[Record extracts — start]

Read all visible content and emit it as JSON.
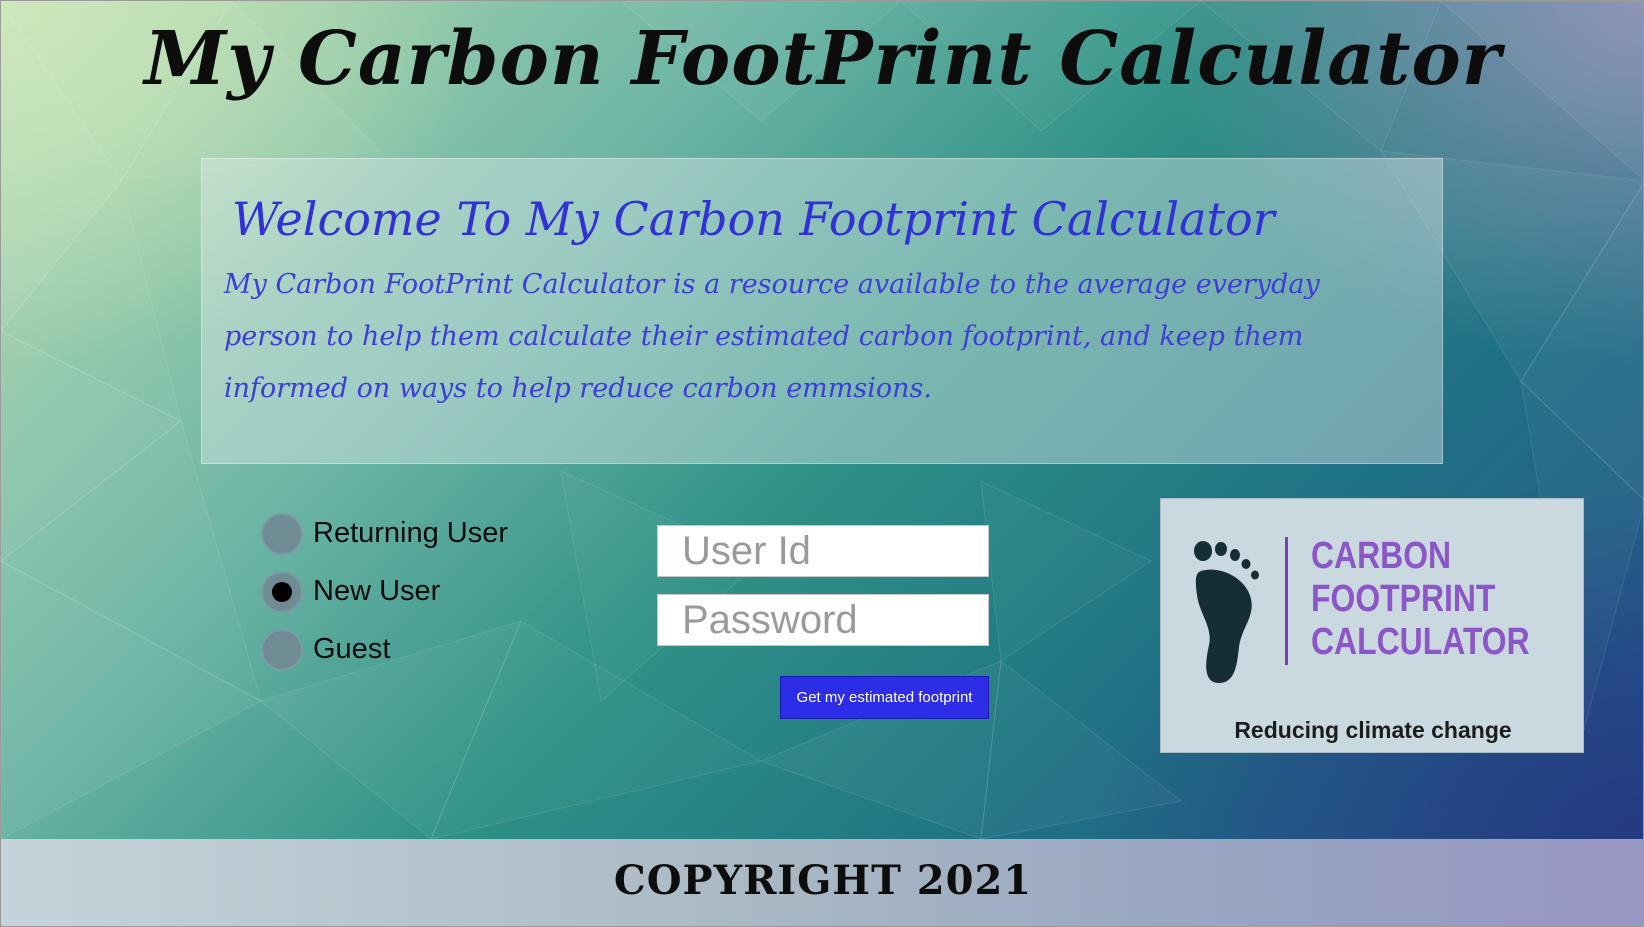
{
  "header": {
    "title": "My Carbon FootPrint Calculator"
  },
  "welcome": {
    "heading": "Welcome To My Carbon Footprint Calculator",
    "body": "My Carbon FootPrint Calculator is a resource available to the average everyday person to help them calculate their estimated carbon footprint, and keep them informed on ways to help reduce carbon emmsions."
  },
  "user_type": {
    "options": [
      {
        "label": "Returning User",
        "checked": false
      },
      {
        "label": "New User",
        "checked": true
      },
      {
        "label": "Guest",
        "checked": false
      }
    ]
  },
  "login": {
    "user_id_placeholder": "User Id",
    "password_placeholder": "Password",
    "submit_label": "Get my estimated footprint"
  },
  "logo": {
    "icon": "footprint-icon",
    "line1": "CARBON",
    "line2": "FOOTPRINT",
    "line3": "CALCULATOR",
    "tagline": "Reducing climate change"
  },
  "footer": {
    "copyright": "COPYRIGHT 2021"
  },
  "colors": {
    "heading_blue": "#3131d6",
    "button_blue": "#2d2de8",
    "logo_purple": "#8c56c8",
    "footprint_dark": "#152d33"
  }
}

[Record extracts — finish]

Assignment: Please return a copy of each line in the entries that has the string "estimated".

Problem solution:
    "body": "My Carbon FootPrint Calculator is a resource available to the average everyday person to help them calculate their estimated carbon footprint, and keep them informed on ways to help reduce carbon emmsions."
    "submit_label": "Get my estimated footprint"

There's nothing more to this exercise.